Let the nation not suffer from loss through reciprocal commerce with other countries even if this commerce were profitable to the merchants, who would gain, regardless of the welfare of fellow-citizens, in the sale of commodities thus brought about The accumulations of the fortunes of these merchants would create a curtailment in the circulation of revenue prejudicial to distribution and reproduction.
24. Balance of Money in Trade is Illusory
Let no one be deceived by an apparent advantage in reciprocal commerce with foreign countries, which is simply a balance received in money, without examining and comparing the profits that result from the merchandise one has sold and the merchandise which has been bought. For often the loss is to that nation which receives a surplus in money. And that loss reacts to the prejudice of the distribution and reproduction of the revenues.
25. Complete Liberty in Commerce
Let there be complete liberty in commerce; for the surest, most exact, and most profitable policy for interior and exterior commerce of the state and nation consists in the greatest possible freedom in competition.
26. Attention to the Revenue Rather Than to Population
Let there be less attention given to the augmentation of the population than to the accumulation of revenue, for greater freedom or ease in procuring large revenues is preferable to the greater pressing wants of subsistence, created by a population, and which exceed the revenue ; and the resources are greater for the needs of a state when a people are in comfort, and there are also more means to make agriculture prosperous.
27. No Economization of the Necessary Public Expenditures
Let the government occupy itself with those operations necessary for the prosperity of the kingdom rather than with attention toward expenditures; for with greater riches the larger expenses will cease to appear so excessive.
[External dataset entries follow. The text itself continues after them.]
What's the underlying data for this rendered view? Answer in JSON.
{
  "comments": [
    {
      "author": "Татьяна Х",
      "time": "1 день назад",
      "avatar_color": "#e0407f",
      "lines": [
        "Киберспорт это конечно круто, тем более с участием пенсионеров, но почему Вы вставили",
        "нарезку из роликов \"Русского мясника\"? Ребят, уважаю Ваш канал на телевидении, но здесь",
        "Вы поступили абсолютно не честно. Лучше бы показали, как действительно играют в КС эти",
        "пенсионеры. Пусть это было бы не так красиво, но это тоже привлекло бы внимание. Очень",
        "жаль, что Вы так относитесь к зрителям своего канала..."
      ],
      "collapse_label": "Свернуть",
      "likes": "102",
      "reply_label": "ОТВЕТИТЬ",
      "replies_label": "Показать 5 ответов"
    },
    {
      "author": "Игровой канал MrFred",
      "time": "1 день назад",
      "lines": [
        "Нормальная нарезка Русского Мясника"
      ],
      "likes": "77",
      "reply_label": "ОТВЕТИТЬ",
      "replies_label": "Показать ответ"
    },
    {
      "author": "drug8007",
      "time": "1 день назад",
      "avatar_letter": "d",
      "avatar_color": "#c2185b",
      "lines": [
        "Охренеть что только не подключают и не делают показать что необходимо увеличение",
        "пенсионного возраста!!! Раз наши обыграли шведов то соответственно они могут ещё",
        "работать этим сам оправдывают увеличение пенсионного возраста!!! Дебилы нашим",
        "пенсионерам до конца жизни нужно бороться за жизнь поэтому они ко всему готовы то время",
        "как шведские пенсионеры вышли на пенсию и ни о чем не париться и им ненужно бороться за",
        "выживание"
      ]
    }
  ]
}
But one should not confound a perversion of funds with simple expenses, for such a perversion can dissipate all the riches of a nation and of the sovereign.
28. No Pecuniary Fortunes in the Administration of Taxes
Let the administration of the finances be in the tax collection, not in the expenses of the government, nor occasion pecuniary fortunes that take away a portion of the revenue from circulation, distribution and reproduction.
29. Credit of Financiers, Harmful Resource
Let no one hope for resources, to meet the extraordinary needs of a state, but in the prosperity of the nation, and not in the credit of financiers; for pecuniary fortunes are clandestine riches that know not king nor country.
30. Borrowing Always Injurious
Let the state avoid loans formed of the funds of financiers, for they burden a state with devouring debts, occasion a commerce or traffic of the finances, through the agency of negotiable paper, and where the rebate or discount augments more and more the unfruitful pecuniary fortunes. These fortunes separate money from agriculture and deprive the country of the necessary riches for the improvement of real estate and the exploitation of agriculture.